Ioannidis to Lead $2M BIGDATA Research
ECE Assistant Professor Stratis Ioannidis will lead a BIGDATA collaborative research effort for the “Design and Computation of Scalable Graph Distances in Metric Spaces: A Unified Multiscale Interpretable Perspective”. The project is funded by a $2M NSF grant, awarded by the National Science Foundation’s BIGDATA program. The grant includes a $350K donation from Google in the form of Google Cloud credits, giving NEU researchers direct access to Google’s cloud platform. This multi-institutional research effort is in collaboration with Tina Eliassi-Rad, from Northeastern’s College of Computer and Information Sciences, and Jose Bento, from the Computer Science department of Boston College.
Abstract Source: NSF

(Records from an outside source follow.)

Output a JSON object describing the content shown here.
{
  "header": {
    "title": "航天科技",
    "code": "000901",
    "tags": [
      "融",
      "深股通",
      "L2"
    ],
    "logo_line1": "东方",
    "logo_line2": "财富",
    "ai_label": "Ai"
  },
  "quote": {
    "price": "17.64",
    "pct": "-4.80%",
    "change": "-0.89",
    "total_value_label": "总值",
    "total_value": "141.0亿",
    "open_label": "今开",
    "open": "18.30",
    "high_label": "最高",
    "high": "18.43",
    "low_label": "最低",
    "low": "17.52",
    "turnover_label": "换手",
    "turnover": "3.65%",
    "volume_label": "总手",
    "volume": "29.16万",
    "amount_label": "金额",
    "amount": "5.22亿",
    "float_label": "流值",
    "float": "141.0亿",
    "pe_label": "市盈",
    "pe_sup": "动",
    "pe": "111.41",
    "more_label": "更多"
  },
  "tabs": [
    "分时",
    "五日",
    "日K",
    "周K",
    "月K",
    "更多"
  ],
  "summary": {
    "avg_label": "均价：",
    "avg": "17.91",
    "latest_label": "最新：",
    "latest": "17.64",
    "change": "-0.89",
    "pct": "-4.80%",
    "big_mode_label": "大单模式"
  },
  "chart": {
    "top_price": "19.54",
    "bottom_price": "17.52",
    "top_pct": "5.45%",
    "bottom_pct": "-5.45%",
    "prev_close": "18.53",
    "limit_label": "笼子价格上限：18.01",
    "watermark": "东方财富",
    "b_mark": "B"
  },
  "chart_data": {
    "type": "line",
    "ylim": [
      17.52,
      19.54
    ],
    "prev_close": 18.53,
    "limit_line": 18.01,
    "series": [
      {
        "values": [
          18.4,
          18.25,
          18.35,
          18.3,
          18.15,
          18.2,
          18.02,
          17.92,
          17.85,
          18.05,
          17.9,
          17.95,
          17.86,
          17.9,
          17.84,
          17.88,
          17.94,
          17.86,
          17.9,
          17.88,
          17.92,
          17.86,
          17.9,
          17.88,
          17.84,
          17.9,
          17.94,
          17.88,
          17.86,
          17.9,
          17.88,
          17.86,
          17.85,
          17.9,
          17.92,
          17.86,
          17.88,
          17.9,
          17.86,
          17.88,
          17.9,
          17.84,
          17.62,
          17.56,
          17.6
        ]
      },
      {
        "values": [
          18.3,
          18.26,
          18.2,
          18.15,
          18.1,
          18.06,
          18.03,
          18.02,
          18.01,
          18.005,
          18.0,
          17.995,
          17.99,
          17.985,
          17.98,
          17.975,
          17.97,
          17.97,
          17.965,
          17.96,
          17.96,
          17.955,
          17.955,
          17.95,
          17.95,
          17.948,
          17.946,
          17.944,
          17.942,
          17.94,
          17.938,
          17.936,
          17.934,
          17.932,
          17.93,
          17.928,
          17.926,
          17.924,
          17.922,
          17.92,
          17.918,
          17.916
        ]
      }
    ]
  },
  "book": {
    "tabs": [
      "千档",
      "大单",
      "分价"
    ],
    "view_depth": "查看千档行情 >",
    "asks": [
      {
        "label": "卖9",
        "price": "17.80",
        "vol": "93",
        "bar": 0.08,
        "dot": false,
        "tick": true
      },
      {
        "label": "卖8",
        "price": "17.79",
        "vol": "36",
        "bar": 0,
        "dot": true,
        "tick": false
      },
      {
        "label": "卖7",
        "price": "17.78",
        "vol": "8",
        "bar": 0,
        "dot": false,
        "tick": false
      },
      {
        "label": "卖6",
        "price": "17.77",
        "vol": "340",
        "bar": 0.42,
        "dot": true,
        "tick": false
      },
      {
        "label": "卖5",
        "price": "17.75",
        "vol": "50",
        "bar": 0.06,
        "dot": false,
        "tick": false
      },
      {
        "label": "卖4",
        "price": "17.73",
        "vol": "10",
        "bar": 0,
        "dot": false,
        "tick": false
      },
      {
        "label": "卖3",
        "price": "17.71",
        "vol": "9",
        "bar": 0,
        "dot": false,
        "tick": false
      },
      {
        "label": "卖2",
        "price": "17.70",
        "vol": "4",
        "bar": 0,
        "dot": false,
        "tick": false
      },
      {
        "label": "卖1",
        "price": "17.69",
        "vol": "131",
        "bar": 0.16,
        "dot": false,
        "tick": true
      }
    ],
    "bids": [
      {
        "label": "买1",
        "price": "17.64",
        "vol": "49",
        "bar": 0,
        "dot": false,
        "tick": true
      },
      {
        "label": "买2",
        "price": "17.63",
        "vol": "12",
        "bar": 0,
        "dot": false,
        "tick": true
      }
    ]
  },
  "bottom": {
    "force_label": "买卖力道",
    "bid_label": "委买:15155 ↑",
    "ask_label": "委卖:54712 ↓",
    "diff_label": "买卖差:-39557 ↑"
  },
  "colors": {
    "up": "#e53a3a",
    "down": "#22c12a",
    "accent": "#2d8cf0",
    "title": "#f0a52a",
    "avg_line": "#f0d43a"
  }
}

Representations of real-world phenomena as graphs (a.k.a. networks) are ubiquitous, ranging from social and information networks, to technological, biological, chemical, and brain networks. Many graph mining tasks — including clustering, anomaly detection, nearest neighbor, similarity search, pattern recognition, and transfer learning — require a distance measure between graphs to be computed efficiently. The existing distance measures between graphs leave a lot to be desired. They are overwhelmingly based on heuristics. Many do not scale to graphs with millions of nodes; others do not satisfy the metric properties of non-negativity, positive definiteness, symmetry, and triangle inequality. This project studies a formal mathematical foundation covering a family of graph distances that overcome these limitations, focusing on real-world applications in biology and social network analysis. It also provides a universal methodology for parallelizing the computation of graph distance metrics within this family over massive graphs with millions of nodes, and scaling it over cloud computing resources.
This project studies, designs, and evaluates graph distances that satisfy the following six properties: (1) They are scalable — i.e., they are strictly subquadratic in runtime and achieve a speedup when computed in parallel. (2) They are metrics — i.e., they satisfy non-negativity, positive definiteness, symmetry, and triangle inequality. (3) They are discriminative, as measured by comparisons to the "chemical distance", which finds the optimal mapping between two graphs that minimizes edge discrepancies. (4) They are statistically robust — i.e., they have confidence intervals. (5) They can incorporate auxiliary information available on nodes and links. (6) They are interpretable to subject matter experts. Rather than providing a single metric, this project explores a family of such graph distance metrics. It also provides a universal methodology, using the Alternating Directions Method of Multipliers (ADMM), to parallelizing the computation of graph distance metrics within this family over massive graphs with millions of nodes. The proposed metrics are evaluated over massive real-world graphs using Apache Spark on a cloud computing infrastructure.